- [What you have to do]: Take every line containing "name" out of the records.
▶
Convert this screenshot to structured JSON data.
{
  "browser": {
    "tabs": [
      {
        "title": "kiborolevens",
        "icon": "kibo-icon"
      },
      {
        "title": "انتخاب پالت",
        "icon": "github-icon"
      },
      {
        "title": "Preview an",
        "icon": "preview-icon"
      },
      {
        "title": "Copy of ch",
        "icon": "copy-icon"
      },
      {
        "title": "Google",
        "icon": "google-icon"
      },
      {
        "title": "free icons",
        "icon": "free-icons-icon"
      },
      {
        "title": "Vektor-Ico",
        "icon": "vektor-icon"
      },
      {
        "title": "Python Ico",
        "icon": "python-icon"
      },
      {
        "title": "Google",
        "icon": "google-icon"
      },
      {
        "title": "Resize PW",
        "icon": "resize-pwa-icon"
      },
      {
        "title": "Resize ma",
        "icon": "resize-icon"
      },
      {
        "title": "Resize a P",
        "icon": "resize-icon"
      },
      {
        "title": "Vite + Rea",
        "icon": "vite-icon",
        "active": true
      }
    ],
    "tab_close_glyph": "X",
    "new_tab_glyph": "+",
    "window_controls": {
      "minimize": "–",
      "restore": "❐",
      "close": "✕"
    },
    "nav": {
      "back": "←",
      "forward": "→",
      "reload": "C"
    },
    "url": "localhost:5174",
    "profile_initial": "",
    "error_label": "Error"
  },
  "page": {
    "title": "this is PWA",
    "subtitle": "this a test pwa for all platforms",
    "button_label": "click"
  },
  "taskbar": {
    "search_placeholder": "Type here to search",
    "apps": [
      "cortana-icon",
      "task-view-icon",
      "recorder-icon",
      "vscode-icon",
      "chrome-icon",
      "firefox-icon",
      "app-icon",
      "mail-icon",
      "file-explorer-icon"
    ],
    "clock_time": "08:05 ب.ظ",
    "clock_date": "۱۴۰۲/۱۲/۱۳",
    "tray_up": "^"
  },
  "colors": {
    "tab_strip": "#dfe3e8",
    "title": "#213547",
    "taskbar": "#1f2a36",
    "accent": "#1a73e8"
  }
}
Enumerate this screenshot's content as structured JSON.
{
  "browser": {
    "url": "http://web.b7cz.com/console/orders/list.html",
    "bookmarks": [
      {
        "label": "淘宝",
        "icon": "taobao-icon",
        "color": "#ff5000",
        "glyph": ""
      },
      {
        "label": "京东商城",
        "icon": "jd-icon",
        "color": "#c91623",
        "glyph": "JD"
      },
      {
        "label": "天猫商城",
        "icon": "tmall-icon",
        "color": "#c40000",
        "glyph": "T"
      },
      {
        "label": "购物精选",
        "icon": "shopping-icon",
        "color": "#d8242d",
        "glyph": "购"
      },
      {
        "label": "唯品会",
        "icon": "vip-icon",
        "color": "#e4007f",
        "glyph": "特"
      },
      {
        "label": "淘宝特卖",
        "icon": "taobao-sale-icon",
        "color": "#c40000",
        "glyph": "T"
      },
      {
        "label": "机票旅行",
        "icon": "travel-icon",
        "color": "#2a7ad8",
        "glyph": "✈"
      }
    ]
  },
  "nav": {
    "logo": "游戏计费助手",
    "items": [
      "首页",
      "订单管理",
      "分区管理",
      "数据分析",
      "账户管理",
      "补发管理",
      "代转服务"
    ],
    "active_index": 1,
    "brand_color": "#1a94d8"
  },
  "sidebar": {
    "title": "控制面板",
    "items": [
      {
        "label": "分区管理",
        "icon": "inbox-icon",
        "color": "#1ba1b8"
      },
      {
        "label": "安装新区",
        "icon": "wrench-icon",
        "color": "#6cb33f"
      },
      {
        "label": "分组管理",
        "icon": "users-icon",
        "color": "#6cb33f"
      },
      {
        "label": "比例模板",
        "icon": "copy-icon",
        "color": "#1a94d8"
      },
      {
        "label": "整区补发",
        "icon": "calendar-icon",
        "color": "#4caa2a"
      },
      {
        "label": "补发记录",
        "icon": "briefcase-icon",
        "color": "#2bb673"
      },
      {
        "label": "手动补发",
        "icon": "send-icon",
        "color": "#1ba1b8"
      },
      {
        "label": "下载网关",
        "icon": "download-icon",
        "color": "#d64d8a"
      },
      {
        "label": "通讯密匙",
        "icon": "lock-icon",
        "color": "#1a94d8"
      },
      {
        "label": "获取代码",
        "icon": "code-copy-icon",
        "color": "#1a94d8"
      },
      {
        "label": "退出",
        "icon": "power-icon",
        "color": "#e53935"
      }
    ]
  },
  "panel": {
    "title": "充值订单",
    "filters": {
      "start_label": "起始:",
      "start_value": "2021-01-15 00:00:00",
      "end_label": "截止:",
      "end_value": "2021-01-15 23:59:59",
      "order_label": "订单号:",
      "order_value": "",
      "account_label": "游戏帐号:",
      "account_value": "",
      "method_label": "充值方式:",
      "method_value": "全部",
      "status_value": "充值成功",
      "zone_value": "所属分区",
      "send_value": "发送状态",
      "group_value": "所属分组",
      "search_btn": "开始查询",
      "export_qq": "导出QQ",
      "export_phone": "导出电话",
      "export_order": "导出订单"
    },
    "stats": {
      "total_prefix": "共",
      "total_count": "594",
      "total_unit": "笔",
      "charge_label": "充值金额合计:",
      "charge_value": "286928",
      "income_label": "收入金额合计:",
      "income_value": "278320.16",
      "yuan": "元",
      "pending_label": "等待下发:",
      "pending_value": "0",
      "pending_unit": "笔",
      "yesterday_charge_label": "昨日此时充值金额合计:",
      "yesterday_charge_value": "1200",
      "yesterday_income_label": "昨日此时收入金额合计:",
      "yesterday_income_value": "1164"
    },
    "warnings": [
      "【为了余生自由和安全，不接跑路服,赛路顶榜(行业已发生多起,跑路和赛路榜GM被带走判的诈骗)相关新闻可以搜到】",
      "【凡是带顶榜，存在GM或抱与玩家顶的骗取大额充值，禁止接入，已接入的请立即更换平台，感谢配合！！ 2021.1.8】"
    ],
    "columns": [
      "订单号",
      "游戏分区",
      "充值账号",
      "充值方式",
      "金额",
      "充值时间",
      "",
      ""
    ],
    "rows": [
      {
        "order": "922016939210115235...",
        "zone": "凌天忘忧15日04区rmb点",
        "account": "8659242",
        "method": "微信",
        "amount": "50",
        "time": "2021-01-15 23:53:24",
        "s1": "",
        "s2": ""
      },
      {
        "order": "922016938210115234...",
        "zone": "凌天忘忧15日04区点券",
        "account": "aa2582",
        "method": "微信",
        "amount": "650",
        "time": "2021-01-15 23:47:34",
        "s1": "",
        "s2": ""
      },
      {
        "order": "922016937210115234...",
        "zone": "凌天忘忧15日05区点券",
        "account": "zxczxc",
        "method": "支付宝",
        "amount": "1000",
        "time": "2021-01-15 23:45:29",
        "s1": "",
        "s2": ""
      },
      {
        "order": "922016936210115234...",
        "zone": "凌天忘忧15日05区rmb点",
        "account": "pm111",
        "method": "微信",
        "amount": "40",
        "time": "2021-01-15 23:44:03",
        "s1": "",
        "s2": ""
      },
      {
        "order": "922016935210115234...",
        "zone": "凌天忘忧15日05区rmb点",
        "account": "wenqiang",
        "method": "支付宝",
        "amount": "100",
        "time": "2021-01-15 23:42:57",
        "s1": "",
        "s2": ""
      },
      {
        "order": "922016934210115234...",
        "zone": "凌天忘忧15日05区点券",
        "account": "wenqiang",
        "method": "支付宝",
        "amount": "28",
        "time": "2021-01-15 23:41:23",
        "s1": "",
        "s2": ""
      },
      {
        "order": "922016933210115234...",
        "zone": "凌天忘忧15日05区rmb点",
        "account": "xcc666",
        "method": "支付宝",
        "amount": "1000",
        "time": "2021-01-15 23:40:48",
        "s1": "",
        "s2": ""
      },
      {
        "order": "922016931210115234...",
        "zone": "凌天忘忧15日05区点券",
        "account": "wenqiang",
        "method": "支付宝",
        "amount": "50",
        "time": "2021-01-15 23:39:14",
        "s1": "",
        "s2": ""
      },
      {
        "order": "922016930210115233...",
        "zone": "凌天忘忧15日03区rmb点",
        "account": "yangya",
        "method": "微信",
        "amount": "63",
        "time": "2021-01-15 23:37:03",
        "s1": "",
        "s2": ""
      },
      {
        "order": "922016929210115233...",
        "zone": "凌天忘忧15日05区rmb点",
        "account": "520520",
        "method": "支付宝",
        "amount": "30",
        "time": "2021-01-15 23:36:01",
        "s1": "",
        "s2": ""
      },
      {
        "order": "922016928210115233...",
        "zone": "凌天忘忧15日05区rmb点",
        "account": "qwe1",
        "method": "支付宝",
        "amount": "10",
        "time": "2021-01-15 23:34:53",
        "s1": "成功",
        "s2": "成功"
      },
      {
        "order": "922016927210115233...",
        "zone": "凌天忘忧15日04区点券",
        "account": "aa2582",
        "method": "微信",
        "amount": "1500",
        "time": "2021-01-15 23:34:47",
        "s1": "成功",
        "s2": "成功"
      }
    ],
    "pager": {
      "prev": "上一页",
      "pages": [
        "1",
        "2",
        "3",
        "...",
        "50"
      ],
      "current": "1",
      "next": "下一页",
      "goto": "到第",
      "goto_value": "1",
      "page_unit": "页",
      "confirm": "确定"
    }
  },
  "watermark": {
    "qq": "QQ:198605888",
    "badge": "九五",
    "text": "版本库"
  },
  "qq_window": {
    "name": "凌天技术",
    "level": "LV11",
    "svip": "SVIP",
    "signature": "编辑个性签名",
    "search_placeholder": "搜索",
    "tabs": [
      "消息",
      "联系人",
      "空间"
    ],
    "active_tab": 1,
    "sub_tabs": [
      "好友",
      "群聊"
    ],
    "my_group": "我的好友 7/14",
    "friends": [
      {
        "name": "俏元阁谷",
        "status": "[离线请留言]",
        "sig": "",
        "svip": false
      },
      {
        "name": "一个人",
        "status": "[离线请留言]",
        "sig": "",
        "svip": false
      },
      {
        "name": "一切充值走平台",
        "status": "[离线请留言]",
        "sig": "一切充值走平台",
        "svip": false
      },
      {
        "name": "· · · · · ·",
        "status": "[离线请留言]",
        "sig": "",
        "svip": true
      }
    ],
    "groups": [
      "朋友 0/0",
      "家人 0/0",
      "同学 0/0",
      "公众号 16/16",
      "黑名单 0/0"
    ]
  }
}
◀
- [Reply to the task]:
    "name": "凌天技术",
        "name": "俏元阁谷",
        "name": "一个人",
        "name": "一切充值走平台",
        "name": "· · · · · ·",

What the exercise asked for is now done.